## ASSIGNMENT
Would you print the records below without changing anything?

## RECORDS PROVIDED
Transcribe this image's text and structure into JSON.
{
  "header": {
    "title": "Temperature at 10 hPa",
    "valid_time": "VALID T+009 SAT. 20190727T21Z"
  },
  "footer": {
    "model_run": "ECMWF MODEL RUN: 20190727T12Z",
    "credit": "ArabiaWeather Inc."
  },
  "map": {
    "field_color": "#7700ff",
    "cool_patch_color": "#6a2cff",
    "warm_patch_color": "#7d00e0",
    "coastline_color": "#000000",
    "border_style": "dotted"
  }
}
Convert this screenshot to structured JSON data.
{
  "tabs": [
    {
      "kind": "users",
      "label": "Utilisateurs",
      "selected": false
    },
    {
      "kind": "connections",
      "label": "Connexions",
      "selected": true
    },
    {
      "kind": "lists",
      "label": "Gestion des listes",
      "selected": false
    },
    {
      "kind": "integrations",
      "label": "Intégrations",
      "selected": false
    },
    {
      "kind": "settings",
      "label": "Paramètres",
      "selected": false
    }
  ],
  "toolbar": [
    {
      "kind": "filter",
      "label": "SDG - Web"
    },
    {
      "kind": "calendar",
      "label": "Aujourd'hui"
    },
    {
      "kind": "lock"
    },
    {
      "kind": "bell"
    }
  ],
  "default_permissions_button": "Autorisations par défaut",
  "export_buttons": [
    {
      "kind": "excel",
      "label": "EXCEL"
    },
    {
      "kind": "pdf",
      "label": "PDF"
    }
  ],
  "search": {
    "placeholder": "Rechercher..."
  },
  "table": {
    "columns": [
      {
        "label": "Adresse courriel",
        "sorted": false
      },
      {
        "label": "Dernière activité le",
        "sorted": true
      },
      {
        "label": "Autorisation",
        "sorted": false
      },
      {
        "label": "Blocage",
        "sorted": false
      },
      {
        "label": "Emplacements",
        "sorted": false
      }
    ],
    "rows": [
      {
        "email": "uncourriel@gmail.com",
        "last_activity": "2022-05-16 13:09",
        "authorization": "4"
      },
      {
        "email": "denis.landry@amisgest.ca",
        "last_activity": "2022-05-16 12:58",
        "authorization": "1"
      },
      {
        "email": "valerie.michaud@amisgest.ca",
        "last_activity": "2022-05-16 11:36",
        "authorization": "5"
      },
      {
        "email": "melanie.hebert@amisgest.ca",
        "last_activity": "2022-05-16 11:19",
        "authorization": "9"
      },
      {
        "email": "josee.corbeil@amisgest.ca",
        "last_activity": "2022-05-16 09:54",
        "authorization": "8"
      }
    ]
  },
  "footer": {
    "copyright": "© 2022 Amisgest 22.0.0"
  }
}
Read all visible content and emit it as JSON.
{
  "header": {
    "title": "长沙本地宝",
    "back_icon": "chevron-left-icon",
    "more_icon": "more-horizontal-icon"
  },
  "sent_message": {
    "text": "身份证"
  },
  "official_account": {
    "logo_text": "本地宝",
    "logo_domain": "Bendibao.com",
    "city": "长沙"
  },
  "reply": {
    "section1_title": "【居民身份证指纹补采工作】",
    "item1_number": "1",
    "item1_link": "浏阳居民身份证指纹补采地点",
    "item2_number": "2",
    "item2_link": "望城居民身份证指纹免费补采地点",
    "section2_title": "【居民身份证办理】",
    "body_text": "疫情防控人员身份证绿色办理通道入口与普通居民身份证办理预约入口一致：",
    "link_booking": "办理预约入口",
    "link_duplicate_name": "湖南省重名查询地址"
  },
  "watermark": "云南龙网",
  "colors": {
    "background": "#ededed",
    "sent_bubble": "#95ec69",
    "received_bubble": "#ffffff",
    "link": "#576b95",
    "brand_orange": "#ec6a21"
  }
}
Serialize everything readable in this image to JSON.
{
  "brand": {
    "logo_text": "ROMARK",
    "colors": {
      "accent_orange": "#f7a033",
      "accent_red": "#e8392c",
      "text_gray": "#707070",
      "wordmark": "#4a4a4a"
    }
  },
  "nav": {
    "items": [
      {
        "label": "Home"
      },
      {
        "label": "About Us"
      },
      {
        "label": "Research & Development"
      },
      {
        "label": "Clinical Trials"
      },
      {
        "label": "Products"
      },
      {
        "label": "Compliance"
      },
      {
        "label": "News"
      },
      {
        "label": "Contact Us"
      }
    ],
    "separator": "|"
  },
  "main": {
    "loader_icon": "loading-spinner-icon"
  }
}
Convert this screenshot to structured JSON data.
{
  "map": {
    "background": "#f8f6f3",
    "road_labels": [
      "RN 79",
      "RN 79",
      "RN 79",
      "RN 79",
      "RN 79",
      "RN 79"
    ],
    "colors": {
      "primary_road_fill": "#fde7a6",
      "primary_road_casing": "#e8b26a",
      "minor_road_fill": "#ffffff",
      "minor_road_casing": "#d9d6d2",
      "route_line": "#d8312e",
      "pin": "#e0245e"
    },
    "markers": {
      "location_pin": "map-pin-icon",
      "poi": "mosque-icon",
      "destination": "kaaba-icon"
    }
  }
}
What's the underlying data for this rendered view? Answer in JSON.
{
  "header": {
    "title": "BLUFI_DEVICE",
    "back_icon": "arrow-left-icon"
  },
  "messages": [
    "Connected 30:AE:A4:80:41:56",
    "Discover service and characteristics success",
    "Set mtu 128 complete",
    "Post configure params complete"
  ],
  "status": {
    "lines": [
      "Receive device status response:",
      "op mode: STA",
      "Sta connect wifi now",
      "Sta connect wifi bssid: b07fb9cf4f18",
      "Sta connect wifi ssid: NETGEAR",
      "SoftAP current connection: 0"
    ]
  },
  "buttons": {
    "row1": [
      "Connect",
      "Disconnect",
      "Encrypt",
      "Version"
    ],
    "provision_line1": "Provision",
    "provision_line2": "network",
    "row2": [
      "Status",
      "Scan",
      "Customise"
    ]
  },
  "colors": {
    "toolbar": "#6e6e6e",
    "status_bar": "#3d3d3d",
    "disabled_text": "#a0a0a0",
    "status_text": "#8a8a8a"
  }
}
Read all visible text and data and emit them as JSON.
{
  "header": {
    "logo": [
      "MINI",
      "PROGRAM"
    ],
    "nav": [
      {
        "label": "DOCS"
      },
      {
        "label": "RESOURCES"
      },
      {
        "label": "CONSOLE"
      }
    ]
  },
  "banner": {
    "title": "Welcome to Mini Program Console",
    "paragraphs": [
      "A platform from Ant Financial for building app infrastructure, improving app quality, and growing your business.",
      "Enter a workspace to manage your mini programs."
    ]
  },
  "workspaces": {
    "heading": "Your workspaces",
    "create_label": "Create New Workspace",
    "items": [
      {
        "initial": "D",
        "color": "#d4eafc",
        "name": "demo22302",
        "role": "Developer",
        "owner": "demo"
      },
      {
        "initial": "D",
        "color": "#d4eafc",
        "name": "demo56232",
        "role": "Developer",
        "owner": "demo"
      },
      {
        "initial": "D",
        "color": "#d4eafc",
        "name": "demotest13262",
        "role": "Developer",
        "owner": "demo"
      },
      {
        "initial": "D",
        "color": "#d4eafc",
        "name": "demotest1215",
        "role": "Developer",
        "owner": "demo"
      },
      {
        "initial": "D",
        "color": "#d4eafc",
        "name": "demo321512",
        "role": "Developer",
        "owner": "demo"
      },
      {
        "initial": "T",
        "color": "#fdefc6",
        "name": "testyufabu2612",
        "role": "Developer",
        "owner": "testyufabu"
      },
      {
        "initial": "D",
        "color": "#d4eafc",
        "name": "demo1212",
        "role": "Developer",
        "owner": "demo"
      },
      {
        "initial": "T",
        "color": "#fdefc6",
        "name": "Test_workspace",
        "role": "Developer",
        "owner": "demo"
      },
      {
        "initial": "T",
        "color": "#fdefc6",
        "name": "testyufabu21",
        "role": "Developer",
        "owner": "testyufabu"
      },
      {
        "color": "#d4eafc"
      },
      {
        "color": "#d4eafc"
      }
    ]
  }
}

## ANSWER FOR THIS EXERCISE
Transcribe this image's text and structure into JSON.
{
  "header": {
    "title": "Temperature at 10 hPa",
    "valid_time": "VALID T+009 SAT. 20190727T21Z"
  },
  "footer": {
    "model_run": "ECMWF MODEL RUN: 20190727T12Z",
    "credit": "ArabiaWeather Inc."
  },
  "map": {
    "field_color": "#7700ff",
    "cool_patch_color": "#6a2cff",
    "warm_patch_color": "#7d00e0",
    "coastline_color": "#000000",
    "border_style": "dotted"
  }
}
Convert this screenshot to structured JSON data.
{
  "tabs": [
    {
      "kind": "users",
      "label": "Utilisateurs",
      "selected": false
    },
    {
      "kind": "connections",
      "label": "Connexions",
      "selected": true
    },
    {
      "kind": "lists",
      "label": "Gestion des listes",
      "selected": false
    },
    {
      "kind": "integrations",
      "label": "Intégrations",
      "selected": false
    },
    {
      "kind": "settings",
      "label": "Paramètres",
      "selected": false
    }
  ],
  "toolbar": [
    {
      "kind": "filter",
      "label": "SDG - Web"
    },
    {
      "kind": "calendar",
      "label": "Aujourd'hui"
    },
    {
      "kind": "lock"
    },
    {
      "kind": "bell"
    }
  ],
  "default_permissions_button": "Autorisations par défaut",
  "export_buttons": [
    {
      "kind": "excel",
      "label": "EXCEL"
    },
    {
      "kind": "pdf",
      "label": "PDF"
    }
  ],
  "search": {
    "placeholder": "Rechercher..."
  },
  "table": {
    "columns": [
      {
        "label": "Adresse courriel",
        "sorted": false
      },
      {
        "label": "Dernière activité le",
        "sorted": true
      },
      {
        "label": "Autorisation",
        "sorted": false
      },
      {
        "label": "Blocage",
        "sorted": false
      },
      {
        "label": "Emplacements",
        "sorted": false
      }
    ],
    "rows": [
      {
        "email": "uncourriel@gmail.com",
        "last_activity": "2022-05-16 13:09",
        "authorization": "4"
      },
      {
        "email": "denis.landry@amisgest.ca",
        "last_activity": "2022-05-16 12:58",
        "authorization": "1"
      },
      {
        "email": "valerie.michaud@amisgest.ca",
        "last_activity": "2022-05-16 11:36",
        "authorization": "5"
      },
      {
        "email": "melanie.hebert@amisgest.ca",
        "last_activity": "2022-05-16 11:19",
        "authorization": "9"
      },
      {
        "email": "josee.corbeil@amisgest.ca",
        "last_activity": "2022-05-16 09:54",
        "authorization": "8"
      }
    ]
  },
  "footer": {
    "copyright": "© 2022 Amisgest 22.0.0"
  }
}
Read all visible content and emit it as JSON.
{
  "header": {
    "title": "长沙本地宝",
    "back_icon": "chevron-left-icon",
    "more_icon": "more-horizontal-icon"
  },
  "sent_message": {
    "text": "身份证"
  },
  "official_account": {
    "logo_text": "本地宝",
    "logo_domain": "Bendibao.com",
    "city": "长沙"
  },
  "reply": {
    "section1_title": "【居民身份证指纹补采工作】",
    "item1_number": "1",
    "item1_link": "浏阳居民身份证指纹补采地点",
    "item2_number": "2",
    "item2_link": "望城居民身份证指纹免费补采地点",
    "section2_title": "【居民身份证办理】",
    "body_text": "疫情防控人员身份证绿色办理通道入口与普通居民身份证办理预约入口一致：",
    "link_booking": "办理预约入口",
    "link_duplicate_name": "湖南省重名查询地址"
  },
  "watermark": "云南龙网",
  "colors": {
    "background": "#ededed",
    "sent_bubble": "#95ec69",
    "received_bubble": "#ffffff",
    "link": "#576b95",
    "brand_orange": "#ec6a21"
  }
}
Serialize everything readable in this image to JSON.
{
  "brand": {
    "logo_text": "ROMARK",
    "colors": {
      "accent_orange": "#f7a033",
      "accent_red": "#e8392c",
      "text_gray": "#707070",
      "wordmark": "#4a4a4a"
    }
  },
  "nav": {
    "items": [
      {
        "label": "Home"
      },
      {
        "label": "About Us"
      },
      {
        "label": "Research & Development"
      },
      {
        "label": "Clinical Trials"
      },
      {
        "label": "Products"
      },
      {
        "label": "Compliance"
      },
      {
        "label": "News"
      },
      {
        "label": "Contact Us"
      }
    ],
    "separator": "|"
  },
  "main": {
    "loader_icon": "loading-spinner-icon"
  }
}
Convert this screenshot to structured JSON data.
{
  "map": {
    "background": "#f8f6f3",
    "road_labels": [
      "RN 79",
      "RN 79",
      "RN 79",
      "RN 79",
      "RN 79",
      "RN 79"
    ],
    "colors": {
      "primary_road_fill": "#fde7a6",
      "primary_road_casing": "#e8b26a",
      "minor_road_fill": "#ffffff",
      "minor_road_casing": "#d9d6d2",
      "route_line": "#d8312e",
      "pin": "#e0245e"
    },
    "markers": {
      "location_pin": "map-pin-icon",
      "poi": "mosque-icon",
      "destination": "kaaba-icon"
    }
  }
}
What's the underlying data for this rendered view? Answer in JSON.
{
  "header": {
    "title": "BLUFI_DEVICE",
    "back_icon": "arrow-left-icon"
  },
  "messages": [
    "Connected 30:AE:A4:80:41:56",
    "Discover service and characteristics success",
    "Set mtu 128 complete",
    "Post configure params complete"
  ],
  "status": {
    "lines": [
      "Receive device status response:",
      "op mode: STA",
      "Sta connect wifi now",
      "Sta connect wifi bssid: b07fb9cf4f18",
      "Sta connect wifi ssid: NETGEAR",
      "SoftAP current connection: 0"
    ]
  },
  "buttons": {
    "row1": [
      "Connect",
      "Disconnect",
      "Encrypt",
      "Version"
    ],
    "provision_line1": "Provision",
    "provision_line2": "network",
    "row2": [
      "Status",
      "Scan",
      "Customise"
    ]
  },
  "colors": {
    "toolbar": "#6e6e6e",
    "status_bar": "#3d3d3d",
    "disabled_text": "#a0a0a0",
    "status_text": "#8a8a8a"
  }
}
Read all visible text and data and emit them as JSON.
{
  "header": {
    "logo": [
      "MINI",
      "PROGRAM"
    ],
    "nav": [
      {
        "label": "DOCS"
      },
      {
        "label": "RESOURCES"
      },
      {
        "label": "CONSOLE"
      }
    ]
  },
  "banner": {
    "title": "Welcome to Mini Program Console",
    "paragraphs": [
      "A platform from Ant Financial for building app infrastructure, improving app quality, and growing your business.",
      "Enter a workspace to manage your mini programs."
    ]
  },
  "workspaces": {
    "heading": "Your workspaces",
    "create_label": "Create New Workspace",
    "items": [
      {
        "initial": "D",
        "color": "#d4eafc",
        "name": "demo22302",
        "role": "Developer",
        "owner": "demo"
      },
      {
        "initial": "D",
        "color": "#d4eafc",
        "name": "demo56232",
        "role": "Developer",
        "owner": "demo"
      },
      {
        "initial": "D",
        "color": "#d4eafc",
        "name": "demotest13262",
        "role": "Developer",
        "owner": "demo"
      },
      {
        "initial": "D",
        "color": "#d4eafc",
        "name": "demotest1215",
        "role": "Developer",
        "owner": "demo"
      },
      {
        "initial": "D",
        "color": "#d4eafc",
        "name": "demo321512",
        "role": "Developer",
        "owner": "demo"
      },
      {
        "initial": "T",
        "color": "#fdefc6",
        "name": "testyufabu2612",
        "role": "Developer",
        "owner": "testyufabu"
      },
      {
        "initial": "D",
        "color": "#d4eafc",
        "name": "demo1212",
        "role": "Developer",
        "owner": "demo"
      },
      {
        "initial": "T",
        "color": "#fdefc6",
        "name": "Test_workspace",
        "role": "Developer",
        "owner": "demo"
      },
      {
        "initial": "T",
        "color": "#fdefc6",
        "name": "testyufabu21",
        "role": "Developer",
        "owner": "testyufabu"
      },
      {
        "color": "#d4eafc"
      },
      {
        "color": "#d4eafc"
      }
    ]
  }
}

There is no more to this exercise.